- Relax – remember you are talking to a friend
- Express your concern – be specific and kind
- Listen…really listen. Let them take the lead
- Offer support and understanding – don’t worry about saying the wrong thing
- Let them know they are not alone in this
- Your genuine interest and support are what matters most
- Ask opened ended questions – not just ones that can be answered with yes or no
- Let them know it’s okay to feel the way they do
- Avoid trying to fix their problems. Your job is to listen – no fix
- Tell them you won’t judge them
- Encourage them to talk to a professional – offer to help make that connection together
- Let them open up at their own speed. It may take more than one chat. Be patient
AVOID PROMISING TO KEEP A SECRET
If you have concern for your friend’s safety you need to tell someone else – this cannot be all on your shoulders. Your friend may become upset, but that is OK. Remind yourself that you care enough about them to do the right thing (which isn’t always the easiest thing).
DON’T DIMISS THEIR PAIN OR DISTRESS
Don’t be dismissive about the level of pain or distress they are feeling. Avoid saying things like “it will get better” or “don’t think that way.” Your friend is feeling overwhelmed – help them to know you are here to walk with them to get the help they need.
KEEP CHECKING IN
If your friend isn’t ready to talk today, let them know that you will keep checking in and whenever they are ready you will be there. You are not the only person who can help – remember when it comes to support, more is often better. Never worry alone – connect with the many resources provided.
After the Talk

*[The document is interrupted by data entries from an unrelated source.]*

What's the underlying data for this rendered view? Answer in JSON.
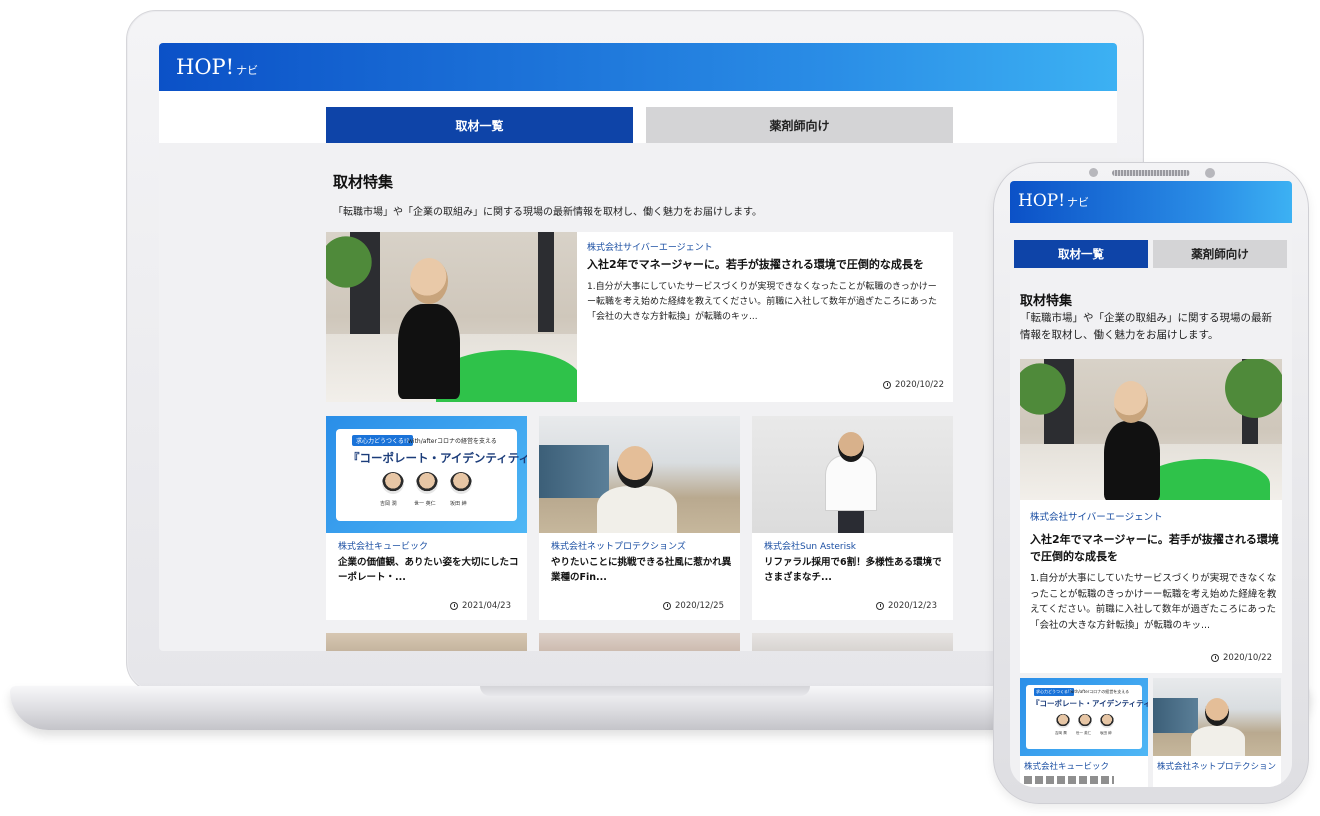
{
  "site": {
    "logo_text": "HOP!",
    "logo_sub": "ナビ"
  },
  "tabs": [
    {
      "label": "取材一覧",
      "active": true
    },
    {
      "label": "薬剤師向け",
      "active": false
    }
  ],
  "section": {
    "title": "取材特集",
    "description": "「転職市場」や「企業の取組み」に関する現場の最新情報を取材し、働く魅力をお届けします。"
  },
  "featured": {
    "company": "株式会社サイバーエージェント",
    "headline": "入社2年でマネージャーに。若手が抜擢される環境で圧倒的な成長を",
    "excerpt": "1.自分が大事にしていたサービスづくりが実現できなくなったことが転職のきっかけーー転職を考え始めた経緯を教えてください。前職に入社して数年が過ぎたころにあった「会社の大きな方針転換」が転職のキッ...",
    "date": "2020/10/22"
  },
  "cards": [
    {
      "company": "株式会社キュービック",
      "headline": "企業の価値観、ありたい姿を大切にしたコーポレート・...",
      "date": "2021/04/23",
      "banner": {
        "tag": "求心力どうつくる!?",
        "sub": "with/afterコロナの経営を支える",
        "title": "『コーポレート・アイデンティティ』",
        "names": [
          "吉岡 潤",
          "世一 英仁",
          "坂田 紳"
        ]
      }
    },
    {
      "company": "株式会社ネットプロテクションズ",
      "headline": "やりたいことに挑戦できる社風に惹かれ異業種のFin...",
      "date": "2020/12/25"
    },
    {
      "company": "株式会社Sun Asterisk",
      "headline": "リファラル採用で6割！多様性ある環境でさまざまなチ...",
      "date": "2020/12/23"
    }
  ],
  "phone_cards": [
    {
      "company": "株式会社キュービック"
    },
    {
      "company": "株式会社ネットプロテクション"
    }
  ],
  "colors": {
    "header_start": "#0b51c7",
    "header_end": "#3cb1f3",
    "tab_active": "#0e44a8",
    "tab_inactive": "#d4d4d6",
    "company_text": "#1b4fa3"
  }
}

You started the conversation – good for you! | NOW WHAT?
Keep checking in with your loved one and remember to take care of yourself too.
Maybe your first talk didn’t go so well or maybe they just weren’t ready to talk. That’s OK. Keep checking in and let them know you care and you are there to help. Keep the invitations going – it can be helpful even if they don’t accept.
You may be the first person your loved one has confided in – show that you care about being trusted. Be kind in your communication. You may not feel that you always have the right words – but send the message they are not alone and together you can get through this.
EXPAND THE CIRCLE
You can help to broaden the circle of care. You can ask “who can I call?” and let your loved one know that you can help them share their pain with another. It can be especially important to include family members or significant supports – as they are the ones to walk through life together.
Helping others with mental health struggles can be challenging to your own mental health. Be sure to ask for support – connect with a friend, parent, teacher, counselor, etc. Don’t feel that you have to do this alone! You have to take good care of yourself so you can best support others.
Remember to pay attention to what you need. Be sure to put energy into eating well, staying hydrated, and getting outside. Connect with your friends, hang out with pets, or watch a favorite movie. Look for the good in the world because you are definitely part of that!
You are not alone in helping someone in crisis. There are many resources available to assess, treat and intervene. Crisis Lines, Counselors, intervention programs and more are available to you or someone experiencing an emotional crisis.
Counseling Center | (920) 424-2061
Open M-F 7:45 a.m. to 4:30 p.m.
UW Oshkosh Police | (920) 424-1212
Other Campus Resources
- Calumet County: (920) 849-9317
- Fond du lac County: (920) 929-3535
- Outagamie County: (920) 832-4646
- Winnebago County: (920) 233-7707
|National Suicide Prevention Lifeline: 800-273-8255|
|LGBTQ+ (the Trevor Lifeline):
|Veterans Crisis Line:
800-273-8255 (Option 1)
|Espanol Linea de Crisis:
Text “4Hope” to 741-741
WISCONSIN STATEWIDE RESOURCES
Wisconsin-based resources available through crisis text line:
- Text “HOPELINE” to 741741 or
- Visit the Center for Suicide Awareness to be connected with someone in WI who can help.
- If you or someone you know are in crisis and need immediate help, call 911 immediately.
- University Police (920) 424-1212
- Text HOPELINE to 741741, 24-hours a day, every day. For free emotional help.
- National Suicide Prevention Lifeline available at 1-800-273-8255, 24 hours a day, every day. You may call for yourself or someone you care about, and all calls are confidential.